-- WORK INSTRUCTIONS --
Write the entries again exactly, with no line missing.
◇ ◇ ◇ ◇
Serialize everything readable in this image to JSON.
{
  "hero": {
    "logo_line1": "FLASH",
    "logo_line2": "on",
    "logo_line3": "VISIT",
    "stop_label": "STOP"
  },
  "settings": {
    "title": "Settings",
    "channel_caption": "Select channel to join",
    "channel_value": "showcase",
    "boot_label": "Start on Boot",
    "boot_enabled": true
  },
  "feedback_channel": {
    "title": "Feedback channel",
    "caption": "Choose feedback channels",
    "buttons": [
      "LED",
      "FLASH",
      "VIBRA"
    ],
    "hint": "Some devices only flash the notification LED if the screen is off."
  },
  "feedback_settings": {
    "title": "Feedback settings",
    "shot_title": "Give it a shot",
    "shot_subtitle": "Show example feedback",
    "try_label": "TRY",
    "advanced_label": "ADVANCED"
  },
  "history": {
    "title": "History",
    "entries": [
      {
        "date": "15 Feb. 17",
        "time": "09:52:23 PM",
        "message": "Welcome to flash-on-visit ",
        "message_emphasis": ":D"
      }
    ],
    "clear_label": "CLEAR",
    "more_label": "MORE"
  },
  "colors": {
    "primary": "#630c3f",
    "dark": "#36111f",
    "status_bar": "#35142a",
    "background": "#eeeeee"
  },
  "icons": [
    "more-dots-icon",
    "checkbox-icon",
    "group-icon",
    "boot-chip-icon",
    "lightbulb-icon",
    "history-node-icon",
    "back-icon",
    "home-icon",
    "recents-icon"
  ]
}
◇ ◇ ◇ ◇
-- FINISHED TASK --
Serialize everything readable in this image to JSON.
{
  "hero": {
    "logo_line1": "FLASH",
    "logo_line2": "on",
    "logo_line3": "VISIT",
    "stop_label": "STOP"
  },
  "settings": {
    "title": "Settings",
    "channel_caption": "Select channel to join",
    "channel_value": "showcase",
    "boot_label": "Start on Boot",
    "boot_enabled": true
  },
  "feedback_channel": {
    "title": "Feedback channel",
    "caption": "Choose feedback channels",
    "buttons": [
      "LED",
      "FLASH",
      "VIBRA"
    ],
    "hint": "Some devices only flash the notification LED if the screen is off."
  },
  "feedback_settings": {
    "title": "Feedback settings",
    "shot_title": "Give it a shot",
    "shot_subtitle": "Show example feedback",
    "try_label": "TRY",
    "advanced_label": "ADVANCED"
  },
  "history": {
    "title": "History",
    "entries": [
      {
        "date": "15 Feb. 17",
        "time": "09:52:23 PM",
        "message": "Welcome to flash-on-visit ",
        "message_emphasis": ":D"
      }
    ],
    "clear_label": "CLEAR",
    "more_label": "MORE"
  },
  "colors": {
    "primary": "#630c3f",
    "dark": "#36111f",
    "status_bar": "#35142a",
    "background": "#eeeeee"
  },
  "icons": [
    "more-dots-icon",
    "checkbox-icon",
    "group-icon",
    "boot-chip-icon",
    "lightbulb-icon",
    "history-node-icon",
    "back-icon",
    "home-icon",
    "recents-icon"
  ]
}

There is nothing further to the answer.